[Opening Given records section]
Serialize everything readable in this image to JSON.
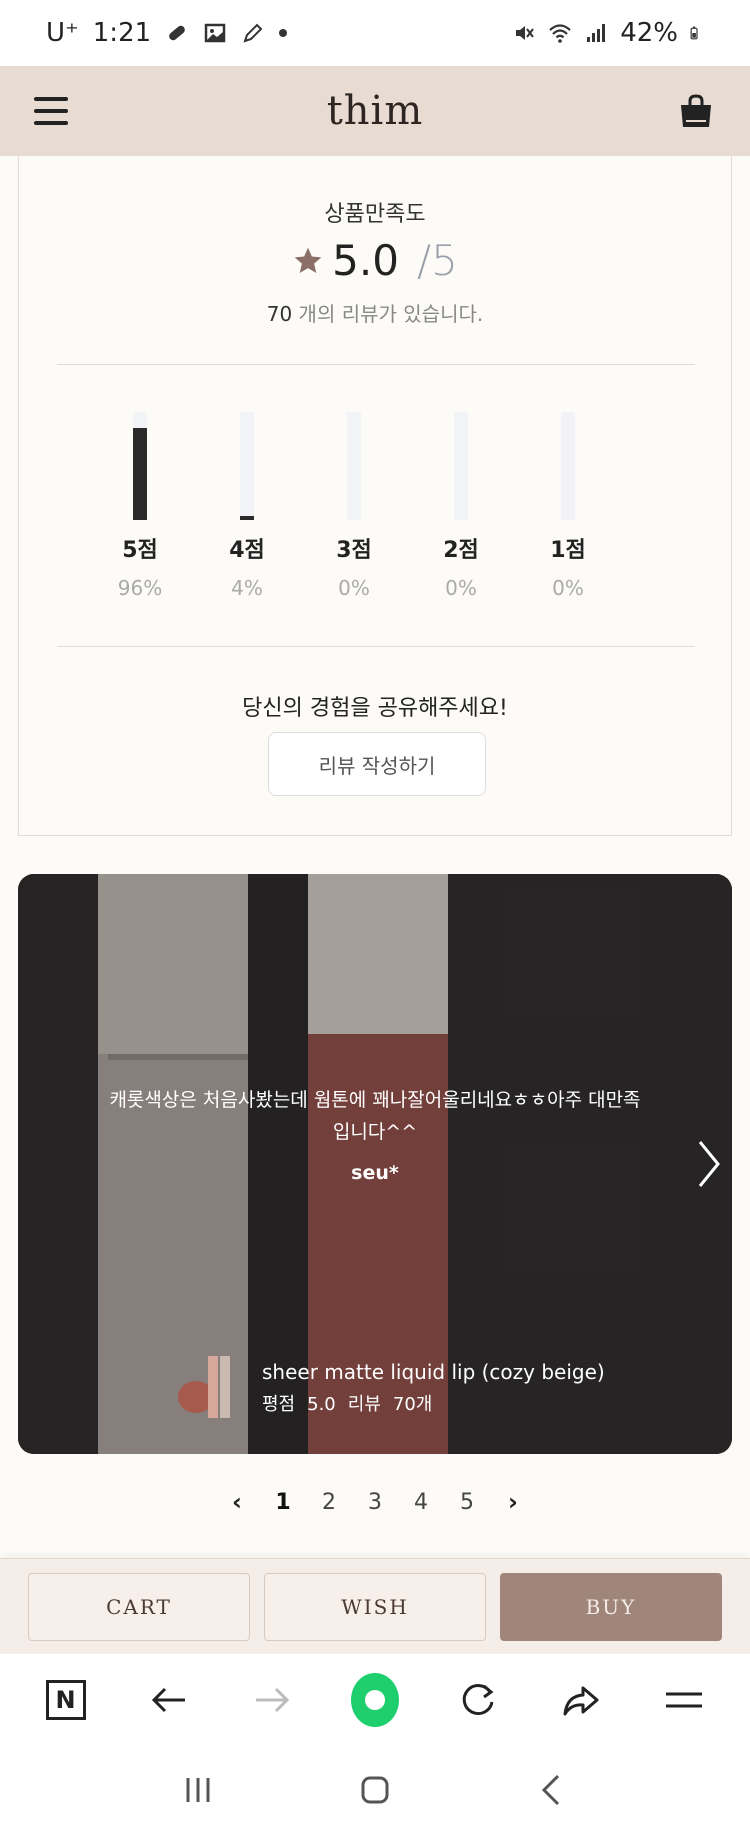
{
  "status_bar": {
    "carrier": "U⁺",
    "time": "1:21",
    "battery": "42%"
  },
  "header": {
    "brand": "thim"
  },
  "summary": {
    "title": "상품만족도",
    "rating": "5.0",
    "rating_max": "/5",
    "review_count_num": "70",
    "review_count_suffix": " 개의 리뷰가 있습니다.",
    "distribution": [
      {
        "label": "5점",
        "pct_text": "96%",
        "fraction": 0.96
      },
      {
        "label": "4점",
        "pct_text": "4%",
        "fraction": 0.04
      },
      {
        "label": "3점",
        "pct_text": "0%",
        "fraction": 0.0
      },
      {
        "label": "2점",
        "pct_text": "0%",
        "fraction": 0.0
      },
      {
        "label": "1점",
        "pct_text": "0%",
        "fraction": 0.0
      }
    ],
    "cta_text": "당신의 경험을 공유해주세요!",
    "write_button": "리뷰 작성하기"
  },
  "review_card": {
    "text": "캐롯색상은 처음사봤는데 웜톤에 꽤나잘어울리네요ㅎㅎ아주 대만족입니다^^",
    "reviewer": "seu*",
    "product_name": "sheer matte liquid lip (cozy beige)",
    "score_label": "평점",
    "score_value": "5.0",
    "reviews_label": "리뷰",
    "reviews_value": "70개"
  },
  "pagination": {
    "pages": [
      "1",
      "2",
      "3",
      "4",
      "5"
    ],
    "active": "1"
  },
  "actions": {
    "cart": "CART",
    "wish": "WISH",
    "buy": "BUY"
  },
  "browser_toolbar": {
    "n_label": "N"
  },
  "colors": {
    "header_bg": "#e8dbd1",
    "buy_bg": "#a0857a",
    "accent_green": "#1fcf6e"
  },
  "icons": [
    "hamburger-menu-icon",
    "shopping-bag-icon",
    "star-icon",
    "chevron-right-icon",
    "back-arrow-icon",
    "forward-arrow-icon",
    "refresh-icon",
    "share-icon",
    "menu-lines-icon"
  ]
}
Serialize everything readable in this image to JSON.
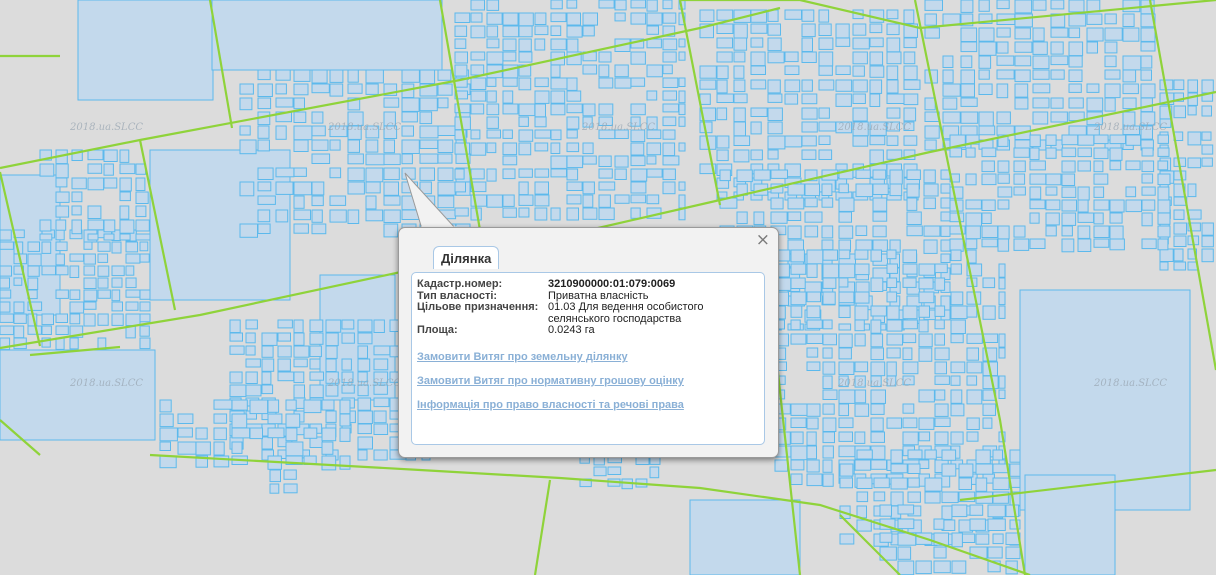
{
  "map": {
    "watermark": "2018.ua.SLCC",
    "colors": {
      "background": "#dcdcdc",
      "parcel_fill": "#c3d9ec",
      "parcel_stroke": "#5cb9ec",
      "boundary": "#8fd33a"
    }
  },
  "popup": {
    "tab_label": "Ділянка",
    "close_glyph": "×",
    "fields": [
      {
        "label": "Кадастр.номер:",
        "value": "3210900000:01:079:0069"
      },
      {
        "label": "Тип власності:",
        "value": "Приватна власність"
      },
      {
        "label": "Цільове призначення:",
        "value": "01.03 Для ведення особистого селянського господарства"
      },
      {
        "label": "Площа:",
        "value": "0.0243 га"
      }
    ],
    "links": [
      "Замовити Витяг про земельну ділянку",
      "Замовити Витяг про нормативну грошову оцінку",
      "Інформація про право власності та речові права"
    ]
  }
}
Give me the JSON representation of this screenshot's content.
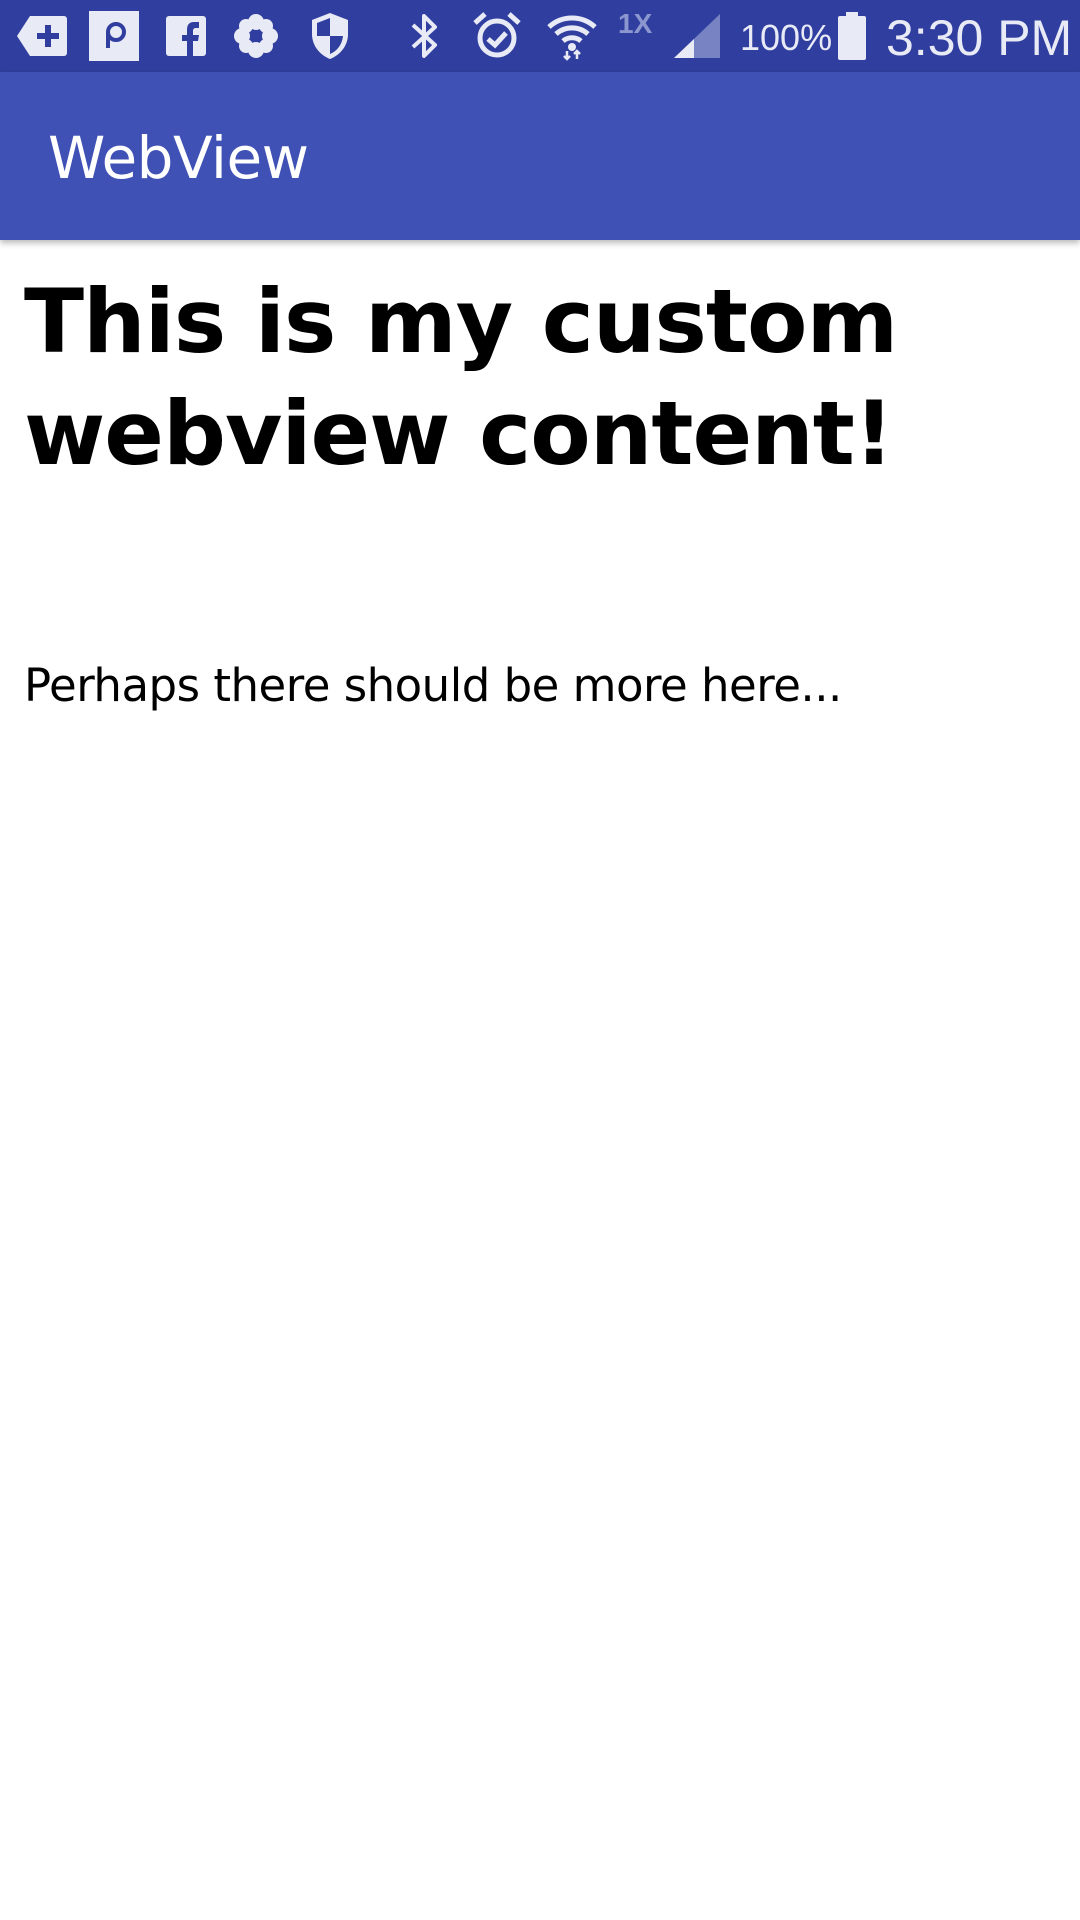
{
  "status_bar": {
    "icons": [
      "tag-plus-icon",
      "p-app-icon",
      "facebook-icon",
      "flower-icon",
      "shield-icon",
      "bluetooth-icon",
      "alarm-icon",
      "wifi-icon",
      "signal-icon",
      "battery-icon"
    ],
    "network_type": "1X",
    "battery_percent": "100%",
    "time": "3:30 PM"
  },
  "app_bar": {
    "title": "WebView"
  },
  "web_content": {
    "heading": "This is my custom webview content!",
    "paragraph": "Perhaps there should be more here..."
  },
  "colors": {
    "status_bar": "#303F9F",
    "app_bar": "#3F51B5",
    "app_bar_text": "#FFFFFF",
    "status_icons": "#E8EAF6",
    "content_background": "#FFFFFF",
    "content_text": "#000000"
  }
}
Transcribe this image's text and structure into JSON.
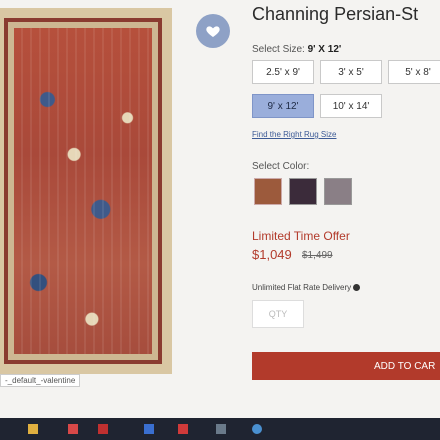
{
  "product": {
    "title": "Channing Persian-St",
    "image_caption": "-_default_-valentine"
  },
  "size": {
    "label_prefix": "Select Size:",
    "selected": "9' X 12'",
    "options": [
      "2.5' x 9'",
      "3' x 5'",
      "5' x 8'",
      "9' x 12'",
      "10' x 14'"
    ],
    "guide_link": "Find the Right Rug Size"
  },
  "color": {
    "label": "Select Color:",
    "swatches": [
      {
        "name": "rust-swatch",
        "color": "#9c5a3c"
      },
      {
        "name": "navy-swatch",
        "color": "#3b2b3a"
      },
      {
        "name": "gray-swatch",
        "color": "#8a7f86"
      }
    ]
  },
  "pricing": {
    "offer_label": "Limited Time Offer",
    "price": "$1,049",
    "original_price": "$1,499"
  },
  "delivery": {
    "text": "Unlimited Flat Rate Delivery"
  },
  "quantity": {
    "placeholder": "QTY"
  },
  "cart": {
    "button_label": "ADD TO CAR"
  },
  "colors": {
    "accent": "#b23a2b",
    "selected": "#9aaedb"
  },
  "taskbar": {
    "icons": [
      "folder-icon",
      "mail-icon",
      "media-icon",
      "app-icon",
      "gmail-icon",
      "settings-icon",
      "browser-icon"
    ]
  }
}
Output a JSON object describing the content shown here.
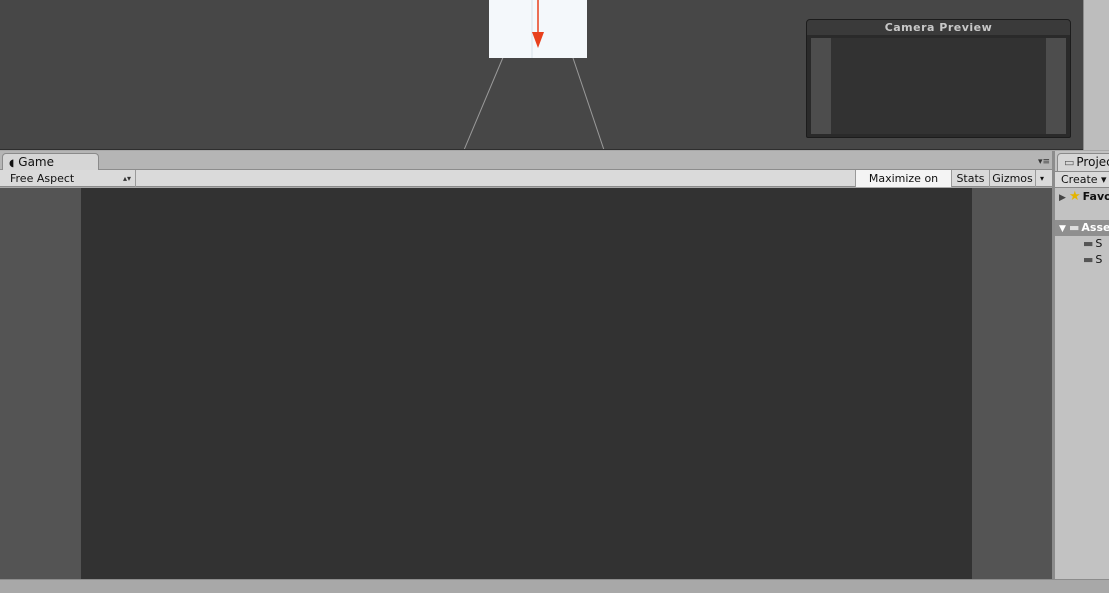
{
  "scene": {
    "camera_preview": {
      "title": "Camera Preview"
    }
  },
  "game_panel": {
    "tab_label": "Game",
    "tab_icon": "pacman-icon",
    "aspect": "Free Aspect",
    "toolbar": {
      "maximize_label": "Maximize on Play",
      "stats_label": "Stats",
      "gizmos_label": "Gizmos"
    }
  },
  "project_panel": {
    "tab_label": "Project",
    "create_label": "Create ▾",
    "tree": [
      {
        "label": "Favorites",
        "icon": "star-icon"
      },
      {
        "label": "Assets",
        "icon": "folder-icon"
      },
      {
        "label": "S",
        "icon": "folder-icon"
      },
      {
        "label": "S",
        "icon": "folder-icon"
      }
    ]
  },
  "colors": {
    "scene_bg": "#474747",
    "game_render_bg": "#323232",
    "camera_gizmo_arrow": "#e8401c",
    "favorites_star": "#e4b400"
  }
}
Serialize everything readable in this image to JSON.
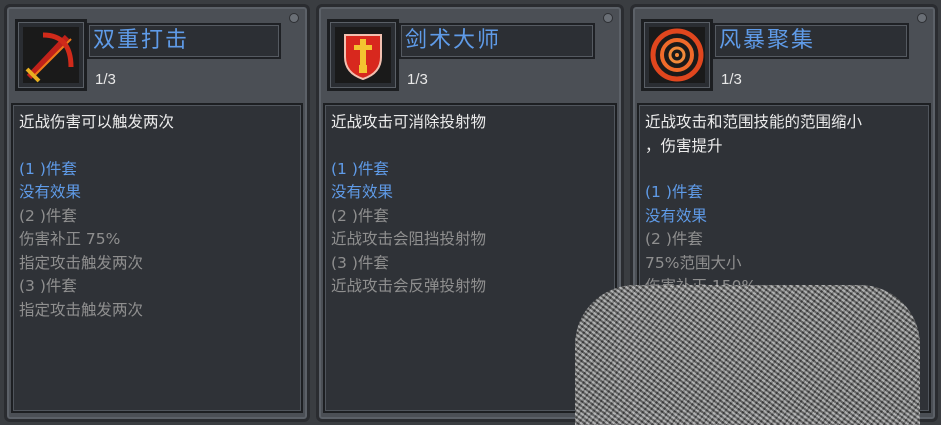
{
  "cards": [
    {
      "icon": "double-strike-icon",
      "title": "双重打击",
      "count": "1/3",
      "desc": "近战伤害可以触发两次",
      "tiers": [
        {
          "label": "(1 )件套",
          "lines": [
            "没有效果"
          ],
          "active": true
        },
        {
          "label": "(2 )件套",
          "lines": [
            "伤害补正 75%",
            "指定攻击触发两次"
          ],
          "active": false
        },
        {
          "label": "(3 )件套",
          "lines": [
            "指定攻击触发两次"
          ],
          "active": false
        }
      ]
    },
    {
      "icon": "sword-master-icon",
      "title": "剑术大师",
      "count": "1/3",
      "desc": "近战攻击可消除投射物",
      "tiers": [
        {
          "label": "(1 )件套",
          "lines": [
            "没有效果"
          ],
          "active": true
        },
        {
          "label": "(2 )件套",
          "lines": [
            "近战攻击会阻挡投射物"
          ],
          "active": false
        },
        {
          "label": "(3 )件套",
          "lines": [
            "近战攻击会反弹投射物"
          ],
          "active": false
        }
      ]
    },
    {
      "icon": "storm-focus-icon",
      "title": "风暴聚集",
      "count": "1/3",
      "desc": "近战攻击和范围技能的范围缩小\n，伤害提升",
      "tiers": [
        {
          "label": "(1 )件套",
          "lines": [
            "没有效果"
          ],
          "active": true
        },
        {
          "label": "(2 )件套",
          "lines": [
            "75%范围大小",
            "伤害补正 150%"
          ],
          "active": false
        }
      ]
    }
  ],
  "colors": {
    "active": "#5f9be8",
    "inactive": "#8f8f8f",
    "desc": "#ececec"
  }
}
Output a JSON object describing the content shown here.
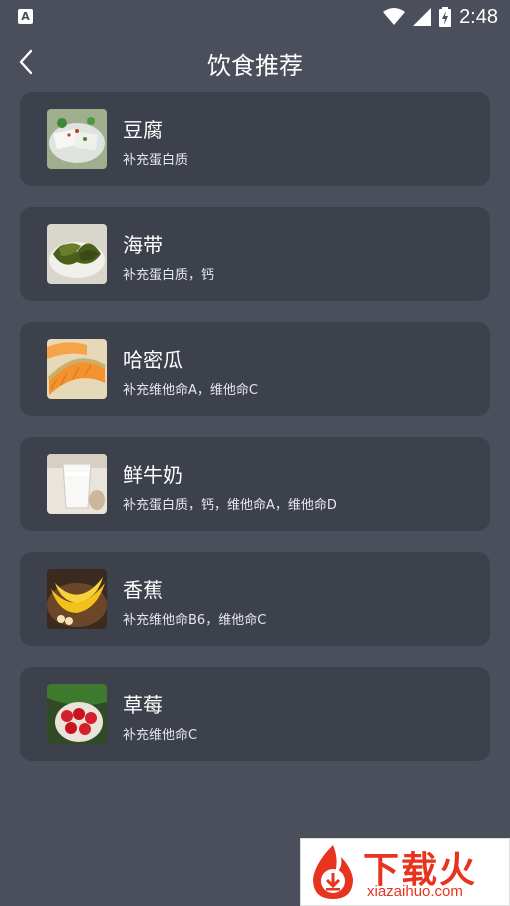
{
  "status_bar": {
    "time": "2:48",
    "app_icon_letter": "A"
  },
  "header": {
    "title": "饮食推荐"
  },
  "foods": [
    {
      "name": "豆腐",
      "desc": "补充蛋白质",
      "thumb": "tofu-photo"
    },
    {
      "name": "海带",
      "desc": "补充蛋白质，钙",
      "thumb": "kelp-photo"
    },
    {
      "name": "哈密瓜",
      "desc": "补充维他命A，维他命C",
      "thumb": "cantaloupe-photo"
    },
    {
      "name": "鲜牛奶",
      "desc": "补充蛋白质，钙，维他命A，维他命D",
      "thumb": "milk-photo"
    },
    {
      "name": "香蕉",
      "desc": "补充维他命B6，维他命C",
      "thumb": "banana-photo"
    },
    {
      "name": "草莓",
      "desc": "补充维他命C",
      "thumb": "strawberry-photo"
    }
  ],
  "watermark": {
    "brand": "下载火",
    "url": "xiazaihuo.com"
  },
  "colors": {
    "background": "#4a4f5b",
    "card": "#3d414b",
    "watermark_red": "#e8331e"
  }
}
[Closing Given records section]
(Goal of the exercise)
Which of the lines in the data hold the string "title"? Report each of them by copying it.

(Result for this task)
    "title": "상품만족도",
    "title": "WebView"
    "title": "Channing Persian-St",
      "title": "Camera Preview"
      "title": "双重打击",
      "title": "剑术大师",
      "title": "风暴聚集",
    "title": "饮食推荐"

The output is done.